### Your instructions
Filter the entries down to the lines containing "this", and copy those lines.

=== Begin Enclosure ===

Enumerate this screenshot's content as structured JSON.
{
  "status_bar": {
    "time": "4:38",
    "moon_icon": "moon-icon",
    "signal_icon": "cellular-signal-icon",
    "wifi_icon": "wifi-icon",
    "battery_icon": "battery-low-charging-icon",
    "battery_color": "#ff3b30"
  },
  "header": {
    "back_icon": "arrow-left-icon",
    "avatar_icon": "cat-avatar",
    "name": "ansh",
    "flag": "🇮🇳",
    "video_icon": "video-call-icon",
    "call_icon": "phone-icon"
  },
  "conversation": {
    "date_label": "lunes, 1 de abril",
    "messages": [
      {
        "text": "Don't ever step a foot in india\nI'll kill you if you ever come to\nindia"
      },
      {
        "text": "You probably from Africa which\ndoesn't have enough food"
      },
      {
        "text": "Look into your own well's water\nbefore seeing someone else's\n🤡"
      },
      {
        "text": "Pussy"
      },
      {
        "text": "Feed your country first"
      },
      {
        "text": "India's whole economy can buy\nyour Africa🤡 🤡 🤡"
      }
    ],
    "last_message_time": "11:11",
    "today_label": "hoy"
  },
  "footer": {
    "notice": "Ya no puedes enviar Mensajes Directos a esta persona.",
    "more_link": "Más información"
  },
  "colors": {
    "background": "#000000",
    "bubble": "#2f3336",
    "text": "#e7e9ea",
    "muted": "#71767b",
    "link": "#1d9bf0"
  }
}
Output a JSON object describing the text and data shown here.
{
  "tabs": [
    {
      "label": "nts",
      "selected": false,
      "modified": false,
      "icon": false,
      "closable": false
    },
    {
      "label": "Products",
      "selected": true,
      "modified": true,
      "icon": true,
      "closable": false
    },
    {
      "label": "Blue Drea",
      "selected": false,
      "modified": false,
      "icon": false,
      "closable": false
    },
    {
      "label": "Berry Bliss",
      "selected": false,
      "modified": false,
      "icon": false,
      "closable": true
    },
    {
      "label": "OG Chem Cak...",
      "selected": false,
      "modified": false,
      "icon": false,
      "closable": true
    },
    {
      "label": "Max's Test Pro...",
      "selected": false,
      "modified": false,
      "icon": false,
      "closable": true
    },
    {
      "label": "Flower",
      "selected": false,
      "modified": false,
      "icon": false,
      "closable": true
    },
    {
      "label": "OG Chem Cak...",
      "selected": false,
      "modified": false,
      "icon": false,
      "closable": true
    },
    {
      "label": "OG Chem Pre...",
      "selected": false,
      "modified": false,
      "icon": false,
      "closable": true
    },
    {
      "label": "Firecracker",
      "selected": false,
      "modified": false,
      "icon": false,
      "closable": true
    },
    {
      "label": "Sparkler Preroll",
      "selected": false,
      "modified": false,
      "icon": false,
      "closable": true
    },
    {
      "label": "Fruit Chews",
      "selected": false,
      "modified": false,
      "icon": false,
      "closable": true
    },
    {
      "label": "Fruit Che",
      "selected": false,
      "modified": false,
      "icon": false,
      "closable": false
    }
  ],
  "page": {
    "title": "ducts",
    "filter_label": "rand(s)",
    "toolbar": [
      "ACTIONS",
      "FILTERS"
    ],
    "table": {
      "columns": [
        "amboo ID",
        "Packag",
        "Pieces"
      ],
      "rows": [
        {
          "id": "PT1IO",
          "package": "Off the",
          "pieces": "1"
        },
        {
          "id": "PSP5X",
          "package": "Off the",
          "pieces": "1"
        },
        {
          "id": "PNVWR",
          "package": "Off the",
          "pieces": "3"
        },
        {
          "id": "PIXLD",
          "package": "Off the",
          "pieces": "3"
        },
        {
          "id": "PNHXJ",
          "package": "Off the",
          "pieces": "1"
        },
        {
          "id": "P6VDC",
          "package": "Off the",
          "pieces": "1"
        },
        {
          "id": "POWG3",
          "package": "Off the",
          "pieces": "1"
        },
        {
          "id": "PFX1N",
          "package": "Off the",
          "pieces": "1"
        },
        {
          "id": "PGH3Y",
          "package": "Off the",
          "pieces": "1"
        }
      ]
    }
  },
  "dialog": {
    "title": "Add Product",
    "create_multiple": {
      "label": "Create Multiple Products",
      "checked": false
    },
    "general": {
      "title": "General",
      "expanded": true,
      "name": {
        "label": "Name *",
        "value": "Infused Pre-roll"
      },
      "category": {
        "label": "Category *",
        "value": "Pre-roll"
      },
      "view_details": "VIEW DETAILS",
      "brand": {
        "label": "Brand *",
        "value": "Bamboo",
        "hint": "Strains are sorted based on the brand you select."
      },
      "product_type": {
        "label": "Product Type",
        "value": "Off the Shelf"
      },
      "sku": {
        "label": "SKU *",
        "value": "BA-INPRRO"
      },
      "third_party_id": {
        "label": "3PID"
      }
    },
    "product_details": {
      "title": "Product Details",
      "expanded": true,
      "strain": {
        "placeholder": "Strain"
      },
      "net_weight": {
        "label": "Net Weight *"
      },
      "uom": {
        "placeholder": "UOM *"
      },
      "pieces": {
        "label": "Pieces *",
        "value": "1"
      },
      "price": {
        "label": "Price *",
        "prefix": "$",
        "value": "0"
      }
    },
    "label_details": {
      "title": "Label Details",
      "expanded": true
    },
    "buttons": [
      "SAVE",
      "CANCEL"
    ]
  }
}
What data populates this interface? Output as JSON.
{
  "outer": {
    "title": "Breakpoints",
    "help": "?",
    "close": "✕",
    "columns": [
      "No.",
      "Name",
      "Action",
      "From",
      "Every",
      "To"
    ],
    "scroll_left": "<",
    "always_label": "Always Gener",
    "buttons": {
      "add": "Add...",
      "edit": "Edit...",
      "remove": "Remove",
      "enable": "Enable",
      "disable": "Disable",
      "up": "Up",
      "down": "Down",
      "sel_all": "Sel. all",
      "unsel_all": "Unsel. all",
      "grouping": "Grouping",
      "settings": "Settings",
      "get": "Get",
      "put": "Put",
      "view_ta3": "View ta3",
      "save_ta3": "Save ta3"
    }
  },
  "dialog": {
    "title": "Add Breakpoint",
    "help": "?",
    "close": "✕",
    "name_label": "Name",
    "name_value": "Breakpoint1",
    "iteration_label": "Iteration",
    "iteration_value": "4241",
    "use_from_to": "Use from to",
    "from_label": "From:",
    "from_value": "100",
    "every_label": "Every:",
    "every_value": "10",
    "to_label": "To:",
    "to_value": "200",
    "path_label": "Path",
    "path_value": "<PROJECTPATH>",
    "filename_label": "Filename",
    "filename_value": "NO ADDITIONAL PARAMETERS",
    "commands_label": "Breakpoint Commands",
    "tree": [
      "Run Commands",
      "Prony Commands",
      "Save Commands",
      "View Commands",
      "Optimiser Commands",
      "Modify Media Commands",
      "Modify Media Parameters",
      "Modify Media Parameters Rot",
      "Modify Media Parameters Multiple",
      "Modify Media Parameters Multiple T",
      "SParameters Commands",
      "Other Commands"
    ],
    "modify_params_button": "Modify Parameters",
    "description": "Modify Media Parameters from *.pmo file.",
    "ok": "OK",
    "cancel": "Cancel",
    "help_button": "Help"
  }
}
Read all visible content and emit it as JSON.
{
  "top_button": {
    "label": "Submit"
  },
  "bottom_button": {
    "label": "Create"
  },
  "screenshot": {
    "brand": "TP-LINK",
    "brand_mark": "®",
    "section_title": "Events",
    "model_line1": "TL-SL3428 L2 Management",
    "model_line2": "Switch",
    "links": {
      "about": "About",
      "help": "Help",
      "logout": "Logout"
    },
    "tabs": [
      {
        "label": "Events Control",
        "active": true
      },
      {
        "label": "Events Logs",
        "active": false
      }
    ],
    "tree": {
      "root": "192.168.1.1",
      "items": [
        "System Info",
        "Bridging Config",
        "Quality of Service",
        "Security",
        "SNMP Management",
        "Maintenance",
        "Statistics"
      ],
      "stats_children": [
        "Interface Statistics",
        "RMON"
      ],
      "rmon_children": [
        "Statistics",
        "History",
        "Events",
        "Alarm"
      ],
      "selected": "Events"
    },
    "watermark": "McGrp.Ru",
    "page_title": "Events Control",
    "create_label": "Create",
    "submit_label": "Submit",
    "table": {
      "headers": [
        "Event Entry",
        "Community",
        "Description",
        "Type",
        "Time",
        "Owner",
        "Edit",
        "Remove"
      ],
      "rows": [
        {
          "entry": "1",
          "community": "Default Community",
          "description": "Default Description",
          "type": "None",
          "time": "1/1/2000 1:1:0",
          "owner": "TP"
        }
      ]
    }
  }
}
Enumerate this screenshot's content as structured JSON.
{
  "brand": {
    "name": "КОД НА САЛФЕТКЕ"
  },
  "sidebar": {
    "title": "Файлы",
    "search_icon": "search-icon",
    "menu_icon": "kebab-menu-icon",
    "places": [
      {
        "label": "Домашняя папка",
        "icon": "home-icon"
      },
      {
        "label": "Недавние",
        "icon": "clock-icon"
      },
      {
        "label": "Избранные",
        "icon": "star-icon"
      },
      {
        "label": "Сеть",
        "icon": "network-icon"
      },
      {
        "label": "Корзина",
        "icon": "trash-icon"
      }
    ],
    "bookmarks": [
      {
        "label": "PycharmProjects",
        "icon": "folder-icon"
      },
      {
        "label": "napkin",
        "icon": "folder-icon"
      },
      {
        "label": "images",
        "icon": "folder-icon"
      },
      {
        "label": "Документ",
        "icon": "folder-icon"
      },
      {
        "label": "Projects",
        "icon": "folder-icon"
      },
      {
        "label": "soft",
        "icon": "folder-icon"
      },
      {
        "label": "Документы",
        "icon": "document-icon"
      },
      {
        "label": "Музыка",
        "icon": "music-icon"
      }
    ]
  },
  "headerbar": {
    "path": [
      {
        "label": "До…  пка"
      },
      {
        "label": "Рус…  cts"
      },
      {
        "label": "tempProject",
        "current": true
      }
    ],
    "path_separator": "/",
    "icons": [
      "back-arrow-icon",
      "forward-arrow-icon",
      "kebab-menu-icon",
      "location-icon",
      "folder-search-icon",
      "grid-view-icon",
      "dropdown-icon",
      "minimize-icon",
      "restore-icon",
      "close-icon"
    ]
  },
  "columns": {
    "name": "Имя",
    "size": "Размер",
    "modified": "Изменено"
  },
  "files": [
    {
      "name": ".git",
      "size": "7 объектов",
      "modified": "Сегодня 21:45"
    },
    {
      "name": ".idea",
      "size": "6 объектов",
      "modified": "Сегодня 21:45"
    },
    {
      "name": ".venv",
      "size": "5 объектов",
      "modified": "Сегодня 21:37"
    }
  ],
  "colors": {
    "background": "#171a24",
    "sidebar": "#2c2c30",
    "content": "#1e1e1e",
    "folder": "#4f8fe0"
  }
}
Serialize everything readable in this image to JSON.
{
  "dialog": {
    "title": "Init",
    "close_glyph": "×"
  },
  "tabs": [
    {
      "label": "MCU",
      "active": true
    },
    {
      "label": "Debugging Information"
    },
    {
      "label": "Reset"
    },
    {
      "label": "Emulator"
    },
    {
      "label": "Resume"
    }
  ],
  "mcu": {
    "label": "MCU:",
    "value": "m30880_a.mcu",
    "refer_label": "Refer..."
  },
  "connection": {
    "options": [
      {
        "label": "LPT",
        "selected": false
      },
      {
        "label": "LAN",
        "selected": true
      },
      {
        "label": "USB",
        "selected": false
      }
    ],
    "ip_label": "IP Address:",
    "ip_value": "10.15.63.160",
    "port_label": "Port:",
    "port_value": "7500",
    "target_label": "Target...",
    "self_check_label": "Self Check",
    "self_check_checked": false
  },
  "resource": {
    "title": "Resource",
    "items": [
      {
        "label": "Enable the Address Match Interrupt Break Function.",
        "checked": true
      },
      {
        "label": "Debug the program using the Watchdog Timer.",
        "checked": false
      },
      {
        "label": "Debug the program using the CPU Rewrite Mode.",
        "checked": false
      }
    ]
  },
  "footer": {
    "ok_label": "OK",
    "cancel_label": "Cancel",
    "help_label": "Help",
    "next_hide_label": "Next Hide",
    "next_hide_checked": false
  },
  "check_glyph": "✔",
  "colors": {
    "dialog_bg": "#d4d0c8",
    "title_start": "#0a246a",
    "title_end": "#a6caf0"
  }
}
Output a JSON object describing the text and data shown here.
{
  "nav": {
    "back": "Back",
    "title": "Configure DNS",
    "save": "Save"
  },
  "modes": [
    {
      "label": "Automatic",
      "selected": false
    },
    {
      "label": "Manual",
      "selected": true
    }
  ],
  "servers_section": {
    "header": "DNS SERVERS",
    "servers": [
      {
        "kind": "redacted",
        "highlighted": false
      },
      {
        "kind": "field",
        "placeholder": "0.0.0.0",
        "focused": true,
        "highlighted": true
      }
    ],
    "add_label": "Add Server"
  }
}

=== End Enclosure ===

### Solution to the problem
Enumerate this screenshot's content as structured JSON.
What data populates this interface? Output as JSON.
Enumerate this screenshot's content as structured JSON.
Serialize everything readable in this image to JSON.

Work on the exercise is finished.